March 20–April 18, 2010
Curated by Kenneth FitzGerald, Associate Professor of Art, Old Dominion University, and Garland Kirkpatrick, Associate Professor of Art, Loyola Marymount University.
A joint project of Ephemeral States and Helvetica Jones
Baron and Ellin Gordon Galleries
March 20–April 18, 2010
Repurposes is an exhibition representing themes of reexamination and reengagement of personal and public convictions. In a time of historic change and challenge—politically, economically, technologically—how do we remake our world and ourselves?
It is a longstanding belief that progress comes from the new—new ideas, new purchases, new media. But what if the answers are already with us? A different perspective is to work with what we have: to reclaim and reconsider. Instead of crafting new principles for how we should regard our world and ourselves, we might first rehabilitate meanings that have been lost or disfigured. Due to misuse and distortion, many terms have been drained of meaning (“liberal,” “conservative, ” “original,” “reality”). A cynical response has been the abandonment of not only the words but also the underlying ideals.
Specifically, artists must also face the overproduction of material culture and its implications for our self and the environment. How might we employ and transform the abundant objects and imagery that already exists? Might we go beyond a simple material-based “recycling” effort to employ the symbolism inherent in material culture? Could “improper” or unexpected expressions and uses may bring revelation?

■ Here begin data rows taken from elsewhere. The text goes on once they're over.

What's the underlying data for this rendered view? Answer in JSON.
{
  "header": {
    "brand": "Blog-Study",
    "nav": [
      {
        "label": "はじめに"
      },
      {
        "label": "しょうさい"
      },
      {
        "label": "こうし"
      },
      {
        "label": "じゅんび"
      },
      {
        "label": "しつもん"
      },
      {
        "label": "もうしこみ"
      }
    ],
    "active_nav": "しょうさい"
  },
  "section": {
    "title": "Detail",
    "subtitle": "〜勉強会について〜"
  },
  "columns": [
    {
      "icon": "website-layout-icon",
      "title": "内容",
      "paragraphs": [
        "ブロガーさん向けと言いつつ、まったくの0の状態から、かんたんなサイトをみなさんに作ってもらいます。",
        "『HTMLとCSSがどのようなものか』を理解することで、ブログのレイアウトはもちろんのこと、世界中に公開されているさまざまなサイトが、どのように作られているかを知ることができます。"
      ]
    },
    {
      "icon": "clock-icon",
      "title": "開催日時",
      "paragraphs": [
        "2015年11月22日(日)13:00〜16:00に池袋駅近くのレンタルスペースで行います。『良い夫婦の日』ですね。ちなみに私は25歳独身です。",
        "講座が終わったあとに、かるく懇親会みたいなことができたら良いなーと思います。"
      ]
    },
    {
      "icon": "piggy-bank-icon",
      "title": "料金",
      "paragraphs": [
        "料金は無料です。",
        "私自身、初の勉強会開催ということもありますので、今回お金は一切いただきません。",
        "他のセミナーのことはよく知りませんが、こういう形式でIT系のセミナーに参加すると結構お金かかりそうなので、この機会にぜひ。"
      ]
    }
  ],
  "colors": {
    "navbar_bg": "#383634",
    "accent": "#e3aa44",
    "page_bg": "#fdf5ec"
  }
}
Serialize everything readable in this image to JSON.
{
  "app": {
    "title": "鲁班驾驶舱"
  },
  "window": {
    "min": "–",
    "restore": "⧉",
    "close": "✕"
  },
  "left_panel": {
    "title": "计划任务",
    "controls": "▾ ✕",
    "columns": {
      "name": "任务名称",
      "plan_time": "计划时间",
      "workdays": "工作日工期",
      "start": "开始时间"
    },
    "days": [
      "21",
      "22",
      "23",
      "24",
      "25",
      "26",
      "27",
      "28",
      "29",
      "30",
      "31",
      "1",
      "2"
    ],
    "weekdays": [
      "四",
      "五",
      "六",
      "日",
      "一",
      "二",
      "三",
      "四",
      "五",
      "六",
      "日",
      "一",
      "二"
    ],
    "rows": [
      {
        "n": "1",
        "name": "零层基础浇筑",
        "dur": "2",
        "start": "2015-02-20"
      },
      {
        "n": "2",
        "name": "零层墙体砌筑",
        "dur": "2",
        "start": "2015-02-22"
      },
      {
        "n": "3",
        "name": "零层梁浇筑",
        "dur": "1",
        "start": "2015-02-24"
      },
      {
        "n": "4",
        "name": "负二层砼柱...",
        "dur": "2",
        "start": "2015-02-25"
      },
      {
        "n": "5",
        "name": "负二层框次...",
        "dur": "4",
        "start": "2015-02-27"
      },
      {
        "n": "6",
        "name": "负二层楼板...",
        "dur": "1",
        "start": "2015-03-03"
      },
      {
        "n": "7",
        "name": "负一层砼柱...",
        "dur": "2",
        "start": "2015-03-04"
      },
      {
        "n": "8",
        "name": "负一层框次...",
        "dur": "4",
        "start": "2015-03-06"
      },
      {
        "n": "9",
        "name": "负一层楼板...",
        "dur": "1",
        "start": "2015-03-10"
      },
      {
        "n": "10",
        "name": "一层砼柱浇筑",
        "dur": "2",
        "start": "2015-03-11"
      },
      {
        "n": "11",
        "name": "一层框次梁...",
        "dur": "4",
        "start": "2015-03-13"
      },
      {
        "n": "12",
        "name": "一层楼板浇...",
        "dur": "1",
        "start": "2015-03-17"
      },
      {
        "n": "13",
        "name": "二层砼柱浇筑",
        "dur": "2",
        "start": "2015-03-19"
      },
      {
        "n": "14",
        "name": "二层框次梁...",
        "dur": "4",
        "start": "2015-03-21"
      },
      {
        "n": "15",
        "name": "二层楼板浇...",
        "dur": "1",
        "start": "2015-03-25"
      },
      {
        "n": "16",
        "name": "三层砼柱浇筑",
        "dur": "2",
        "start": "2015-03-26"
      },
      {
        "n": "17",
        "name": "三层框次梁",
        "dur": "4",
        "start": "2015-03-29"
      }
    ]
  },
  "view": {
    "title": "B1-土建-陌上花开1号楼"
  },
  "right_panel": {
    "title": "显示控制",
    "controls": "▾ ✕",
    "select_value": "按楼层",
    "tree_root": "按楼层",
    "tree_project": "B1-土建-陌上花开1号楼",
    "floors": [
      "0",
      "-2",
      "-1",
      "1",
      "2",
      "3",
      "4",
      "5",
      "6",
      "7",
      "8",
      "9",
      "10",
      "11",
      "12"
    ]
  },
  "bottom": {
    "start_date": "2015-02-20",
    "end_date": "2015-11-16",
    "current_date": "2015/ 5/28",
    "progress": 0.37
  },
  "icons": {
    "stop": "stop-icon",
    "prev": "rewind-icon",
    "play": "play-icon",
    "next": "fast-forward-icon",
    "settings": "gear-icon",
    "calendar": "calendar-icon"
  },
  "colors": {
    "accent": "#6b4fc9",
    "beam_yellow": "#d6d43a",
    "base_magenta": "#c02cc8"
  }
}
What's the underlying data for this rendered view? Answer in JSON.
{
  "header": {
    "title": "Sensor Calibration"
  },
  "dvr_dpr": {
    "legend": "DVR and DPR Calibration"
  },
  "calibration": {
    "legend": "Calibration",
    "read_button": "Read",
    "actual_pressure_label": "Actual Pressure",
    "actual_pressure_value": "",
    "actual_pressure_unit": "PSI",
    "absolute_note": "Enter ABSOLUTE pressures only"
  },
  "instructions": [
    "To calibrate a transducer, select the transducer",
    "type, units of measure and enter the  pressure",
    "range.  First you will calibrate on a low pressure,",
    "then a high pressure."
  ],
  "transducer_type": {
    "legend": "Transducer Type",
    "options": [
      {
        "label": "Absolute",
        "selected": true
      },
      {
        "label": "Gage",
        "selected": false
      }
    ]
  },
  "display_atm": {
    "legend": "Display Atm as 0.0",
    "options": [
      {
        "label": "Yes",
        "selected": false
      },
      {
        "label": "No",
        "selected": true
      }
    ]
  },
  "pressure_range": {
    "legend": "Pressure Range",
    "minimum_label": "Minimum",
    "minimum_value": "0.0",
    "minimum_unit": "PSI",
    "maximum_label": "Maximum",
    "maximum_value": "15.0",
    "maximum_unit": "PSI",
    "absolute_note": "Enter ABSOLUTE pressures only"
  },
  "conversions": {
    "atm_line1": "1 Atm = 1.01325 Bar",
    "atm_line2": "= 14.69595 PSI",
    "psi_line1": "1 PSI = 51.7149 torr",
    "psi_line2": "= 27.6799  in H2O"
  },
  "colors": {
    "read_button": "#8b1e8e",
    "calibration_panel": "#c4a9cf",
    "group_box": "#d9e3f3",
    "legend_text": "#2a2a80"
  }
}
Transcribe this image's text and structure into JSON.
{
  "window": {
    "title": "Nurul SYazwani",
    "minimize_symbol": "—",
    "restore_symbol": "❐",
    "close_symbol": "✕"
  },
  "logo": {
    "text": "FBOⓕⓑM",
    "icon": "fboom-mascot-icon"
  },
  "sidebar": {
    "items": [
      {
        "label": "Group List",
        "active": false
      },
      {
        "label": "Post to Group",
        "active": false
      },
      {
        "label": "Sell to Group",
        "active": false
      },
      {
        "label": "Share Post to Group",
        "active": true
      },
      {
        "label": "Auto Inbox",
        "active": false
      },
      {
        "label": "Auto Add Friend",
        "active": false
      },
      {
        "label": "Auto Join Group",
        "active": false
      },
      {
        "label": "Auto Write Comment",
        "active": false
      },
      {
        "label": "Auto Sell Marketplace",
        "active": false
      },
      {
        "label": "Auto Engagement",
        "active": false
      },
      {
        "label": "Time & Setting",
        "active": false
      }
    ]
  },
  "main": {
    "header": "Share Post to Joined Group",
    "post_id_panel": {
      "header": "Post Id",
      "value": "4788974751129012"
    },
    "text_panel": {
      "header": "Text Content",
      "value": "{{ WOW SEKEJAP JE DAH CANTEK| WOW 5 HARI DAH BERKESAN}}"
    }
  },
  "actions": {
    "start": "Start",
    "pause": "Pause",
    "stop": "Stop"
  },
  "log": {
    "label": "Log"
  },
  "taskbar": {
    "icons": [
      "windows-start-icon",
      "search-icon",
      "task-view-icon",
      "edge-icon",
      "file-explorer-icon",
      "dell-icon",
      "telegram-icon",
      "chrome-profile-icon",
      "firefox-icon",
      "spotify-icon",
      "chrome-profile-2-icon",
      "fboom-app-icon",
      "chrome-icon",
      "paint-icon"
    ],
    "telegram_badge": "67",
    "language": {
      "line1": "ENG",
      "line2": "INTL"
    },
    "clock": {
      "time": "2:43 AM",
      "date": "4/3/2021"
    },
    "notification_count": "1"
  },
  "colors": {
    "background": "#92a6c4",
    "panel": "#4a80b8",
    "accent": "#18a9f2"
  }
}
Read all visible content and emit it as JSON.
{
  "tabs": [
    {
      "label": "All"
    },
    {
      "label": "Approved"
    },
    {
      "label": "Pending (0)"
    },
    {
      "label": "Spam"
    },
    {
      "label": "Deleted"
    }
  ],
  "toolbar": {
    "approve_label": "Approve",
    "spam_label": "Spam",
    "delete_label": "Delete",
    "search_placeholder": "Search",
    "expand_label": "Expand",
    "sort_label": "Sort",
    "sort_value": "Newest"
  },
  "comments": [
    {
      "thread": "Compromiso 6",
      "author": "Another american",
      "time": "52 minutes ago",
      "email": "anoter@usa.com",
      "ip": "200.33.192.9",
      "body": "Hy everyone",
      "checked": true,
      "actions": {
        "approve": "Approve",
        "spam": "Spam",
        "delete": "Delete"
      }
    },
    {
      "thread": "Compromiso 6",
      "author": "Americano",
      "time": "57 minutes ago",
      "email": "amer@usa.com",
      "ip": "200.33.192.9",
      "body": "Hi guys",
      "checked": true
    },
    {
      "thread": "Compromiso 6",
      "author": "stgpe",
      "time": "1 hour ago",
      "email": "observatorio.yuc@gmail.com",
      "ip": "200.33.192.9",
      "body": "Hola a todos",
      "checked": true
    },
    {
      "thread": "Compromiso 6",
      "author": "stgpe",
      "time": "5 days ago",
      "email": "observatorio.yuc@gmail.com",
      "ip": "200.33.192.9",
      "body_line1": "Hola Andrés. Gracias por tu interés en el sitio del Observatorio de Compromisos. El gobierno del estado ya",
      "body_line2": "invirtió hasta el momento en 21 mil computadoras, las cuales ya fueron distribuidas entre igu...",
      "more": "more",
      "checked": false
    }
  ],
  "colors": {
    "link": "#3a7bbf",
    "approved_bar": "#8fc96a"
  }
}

The work selected for this exhibition takes many perspectives on Repurposing. The most common expression of the repurposing ideal here is through the adaptation of previously used (“recycled”) materials into new forms. However, even in this repurposing, the nature of the transformation and the significance of the initial item or use differs. Some make explicit commentary on relevant topics such as consumerism and waste, while others subtly promote the message of repurposing through the aesthetic pleasure to be derived from the resulting work. Many do both. In addition to transforming materials, there is also work that renovates language and imagery. Words and conversation (both private and commercial) are subject to conversion—to prompt the audience’s conversion to a new way of regarding communication.
The idea of repurposing is evident in the form of the works described above. However, for others, the generating impulse is not as apparent. The repurposing is in the biography, the experience of the artist. The beliefs that we can reconnect with are multiform and subtle.
Repurposing of any kind, expressed in any manner, is ultimately purposing. Examination—and reexamination—of meaning and purpose is always advantageous. Especially if that study leads to action on the convictions we recover or discover.